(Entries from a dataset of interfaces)
Content starts
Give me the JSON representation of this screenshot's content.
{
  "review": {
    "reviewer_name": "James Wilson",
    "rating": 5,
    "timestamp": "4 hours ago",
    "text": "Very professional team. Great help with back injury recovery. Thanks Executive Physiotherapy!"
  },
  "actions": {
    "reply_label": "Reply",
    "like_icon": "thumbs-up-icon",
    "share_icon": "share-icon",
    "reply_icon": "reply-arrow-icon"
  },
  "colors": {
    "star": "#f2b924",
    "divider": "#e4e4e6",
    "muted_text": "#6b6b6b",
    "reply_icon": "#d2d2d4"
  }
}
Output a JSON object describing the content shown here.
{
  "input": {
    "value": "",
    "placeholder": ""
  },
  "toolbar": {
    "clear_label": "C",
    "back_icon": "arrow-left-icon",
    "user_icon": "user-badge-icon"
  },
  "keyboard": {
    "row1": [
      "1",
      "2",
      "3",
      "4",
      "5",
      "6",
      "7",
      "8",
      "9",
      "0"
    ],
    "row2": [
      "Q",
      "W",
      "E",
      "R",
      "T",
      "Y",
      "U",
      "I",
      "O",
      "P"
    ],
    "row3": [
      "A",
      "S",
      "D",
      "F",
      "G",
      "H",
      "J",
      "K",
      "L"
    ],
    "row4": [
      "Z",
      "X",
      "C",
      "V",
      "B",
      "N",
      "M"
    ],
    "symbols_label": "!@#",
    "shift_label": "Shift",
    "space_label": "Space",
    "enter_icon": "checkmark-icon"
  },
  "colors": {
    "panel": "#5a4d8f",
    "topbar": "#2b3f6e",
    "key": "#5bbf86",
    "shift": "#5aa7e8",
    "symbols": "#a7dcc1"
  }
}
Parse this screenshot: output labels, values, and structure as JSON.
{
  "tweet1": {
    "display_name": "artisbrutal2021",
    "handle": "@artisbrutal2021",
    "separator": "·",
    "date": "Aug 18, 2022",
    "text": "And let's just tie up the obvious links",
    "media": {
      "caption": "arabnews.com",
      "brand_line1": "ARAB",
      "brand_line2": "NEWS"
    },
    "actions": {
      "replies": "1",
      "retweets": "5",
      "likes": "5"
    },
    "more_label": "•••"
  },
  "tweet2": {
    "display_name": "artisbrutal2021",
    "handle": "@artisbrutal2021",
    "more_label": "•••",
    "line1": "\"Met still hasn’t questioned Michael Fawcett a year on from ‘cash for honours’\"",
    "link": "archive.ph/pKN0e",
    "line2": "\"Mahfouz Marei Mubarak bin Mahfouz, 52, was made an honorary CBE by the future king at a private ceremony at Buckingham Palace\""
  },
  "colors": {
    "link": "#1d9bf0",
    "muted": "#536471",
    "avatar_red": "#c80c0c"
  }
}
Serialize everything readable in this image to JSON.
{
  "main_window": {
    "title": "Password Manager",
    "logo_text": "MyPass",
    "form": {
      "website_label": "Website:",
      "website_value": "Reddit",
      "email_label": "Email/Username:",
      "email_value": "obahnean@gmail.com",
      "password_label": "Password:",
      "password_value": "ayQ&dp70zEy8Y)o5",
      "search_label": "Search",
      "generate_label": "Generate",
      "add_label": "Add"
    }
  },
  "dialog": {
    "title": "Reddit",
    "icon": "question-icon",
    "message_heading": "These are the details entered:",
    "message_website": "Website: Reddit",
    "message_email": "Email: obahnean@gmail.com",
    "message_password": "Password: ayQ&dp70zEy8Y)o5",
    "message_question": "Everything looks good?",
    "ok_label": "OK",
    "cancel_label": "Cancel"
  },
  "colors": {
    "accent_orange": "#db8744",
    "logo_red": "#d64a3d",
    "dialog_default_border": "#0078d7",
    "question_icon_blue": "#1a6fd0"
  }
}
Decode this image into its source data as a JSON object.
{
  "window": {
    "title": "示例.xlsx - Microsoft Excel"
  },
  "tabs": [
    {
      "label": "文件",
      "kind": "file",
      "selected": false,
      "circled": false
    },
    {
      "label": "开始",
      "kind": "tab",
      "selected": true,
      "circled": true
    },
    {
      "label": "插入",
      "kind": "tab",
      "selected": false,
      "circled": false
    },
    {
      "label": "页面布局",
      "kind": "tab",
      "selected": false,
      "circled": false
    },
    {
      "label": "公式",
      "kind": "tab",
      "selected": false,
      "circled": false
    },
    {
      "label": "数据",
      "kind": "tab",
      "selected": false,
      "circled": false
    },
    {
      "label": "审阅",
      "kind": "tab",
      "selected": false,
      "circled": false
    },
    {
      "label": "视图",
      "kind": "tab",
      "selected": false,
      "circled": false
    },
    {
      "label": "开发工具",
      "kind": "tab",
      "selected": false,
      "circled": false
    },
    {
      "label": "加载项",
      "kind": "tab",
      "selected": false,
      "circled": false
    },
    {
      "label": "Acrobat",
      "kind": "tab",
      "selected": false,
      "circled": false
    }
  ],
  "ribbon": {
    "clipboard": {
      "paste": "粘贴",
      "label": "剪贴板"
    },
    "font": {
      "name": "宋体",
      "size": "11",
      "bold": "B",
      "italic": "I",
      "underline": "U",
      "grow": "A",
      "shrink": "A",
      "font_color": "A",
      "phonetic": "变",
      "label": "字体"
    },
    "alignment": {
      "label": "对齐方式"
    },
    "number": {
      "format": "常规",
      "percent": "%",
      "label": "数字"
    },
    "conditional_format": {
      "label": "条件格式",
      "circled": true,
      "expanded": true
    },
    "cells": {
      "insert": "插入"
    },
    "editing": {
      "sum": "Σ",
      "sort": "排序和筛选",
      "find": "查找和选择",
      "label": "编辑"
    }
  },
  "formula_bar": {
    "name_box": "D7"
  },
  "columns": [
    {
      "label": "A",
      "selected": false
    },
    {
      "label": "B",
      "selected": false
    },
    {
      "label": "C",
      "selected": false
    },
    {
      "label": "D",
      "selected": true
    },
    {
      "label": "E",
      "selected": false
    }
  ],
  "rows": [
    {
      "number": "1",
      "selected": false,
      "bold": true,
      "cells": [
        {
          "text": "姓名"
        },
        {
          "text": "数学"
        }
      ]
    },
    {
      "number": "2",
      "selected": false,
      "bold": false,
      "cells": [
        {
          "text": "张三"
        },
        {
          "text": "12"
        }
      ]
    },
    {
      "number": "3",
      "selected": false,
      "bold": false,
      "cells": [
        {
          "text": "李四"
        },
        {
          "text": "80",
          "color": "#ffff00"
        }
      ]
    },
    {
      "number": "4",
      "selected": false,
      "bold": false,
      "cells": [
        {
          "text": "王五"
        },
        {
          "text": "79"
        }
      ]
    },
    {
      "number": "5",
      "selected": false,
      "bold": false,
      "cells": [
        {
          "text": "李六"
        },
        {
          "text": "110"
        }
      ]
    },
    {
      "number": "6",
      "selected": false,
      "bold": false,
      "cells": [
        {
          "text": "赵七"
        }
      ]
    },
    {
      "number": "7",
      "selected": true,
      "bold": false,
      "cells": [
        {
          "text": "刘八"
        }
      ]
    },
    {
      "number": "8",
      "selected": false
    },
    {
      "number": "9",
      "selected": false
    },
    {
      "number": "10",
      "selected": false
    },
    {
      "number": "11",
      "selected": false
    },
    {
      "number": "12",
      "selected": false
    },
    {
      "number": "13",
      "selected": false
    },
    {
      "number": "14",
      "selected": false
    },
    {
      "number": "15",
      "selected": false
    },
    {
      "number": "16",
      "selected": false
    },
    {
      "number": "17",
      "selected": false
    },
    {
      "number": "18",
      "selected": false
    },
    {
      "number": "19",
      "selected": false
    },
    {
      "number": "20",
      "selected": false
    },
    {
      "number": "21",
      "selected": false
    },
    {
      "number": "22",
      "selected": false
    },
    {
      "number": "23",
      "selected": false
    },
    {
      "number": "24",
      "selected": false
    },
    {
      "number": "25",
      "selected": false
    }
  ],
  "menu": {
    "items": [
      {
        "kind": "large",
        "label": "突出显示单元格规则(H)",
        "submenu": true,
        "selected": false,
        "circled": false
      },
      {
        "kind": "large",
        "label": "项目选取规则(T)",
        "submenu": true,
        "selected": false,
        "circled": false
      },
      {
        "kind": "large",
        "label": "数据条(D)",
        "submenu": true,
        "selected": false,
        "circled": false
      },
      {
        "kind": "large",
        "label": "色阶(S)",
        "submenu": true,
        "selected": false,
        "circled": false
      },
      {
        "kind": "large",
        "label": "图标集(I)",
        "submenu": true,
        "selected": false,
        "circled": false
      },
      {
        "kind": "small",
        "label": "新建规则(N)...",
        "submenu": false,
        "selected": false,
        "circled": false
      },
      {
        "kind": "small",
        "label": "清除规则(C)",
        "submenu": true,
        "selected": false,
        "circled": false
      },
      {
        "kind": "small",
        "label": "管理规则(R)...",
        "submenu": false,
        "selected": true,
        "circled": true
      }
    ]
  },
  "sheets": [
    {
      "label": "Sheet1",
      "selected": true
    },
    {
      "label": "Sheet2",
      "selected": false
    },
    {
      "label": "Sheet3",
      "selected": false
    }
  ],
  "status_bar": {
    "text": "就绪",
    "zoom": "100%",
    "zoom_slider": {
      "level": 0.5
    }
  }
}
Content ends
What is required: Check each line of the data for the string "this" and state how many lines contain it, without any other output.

Answer box: 4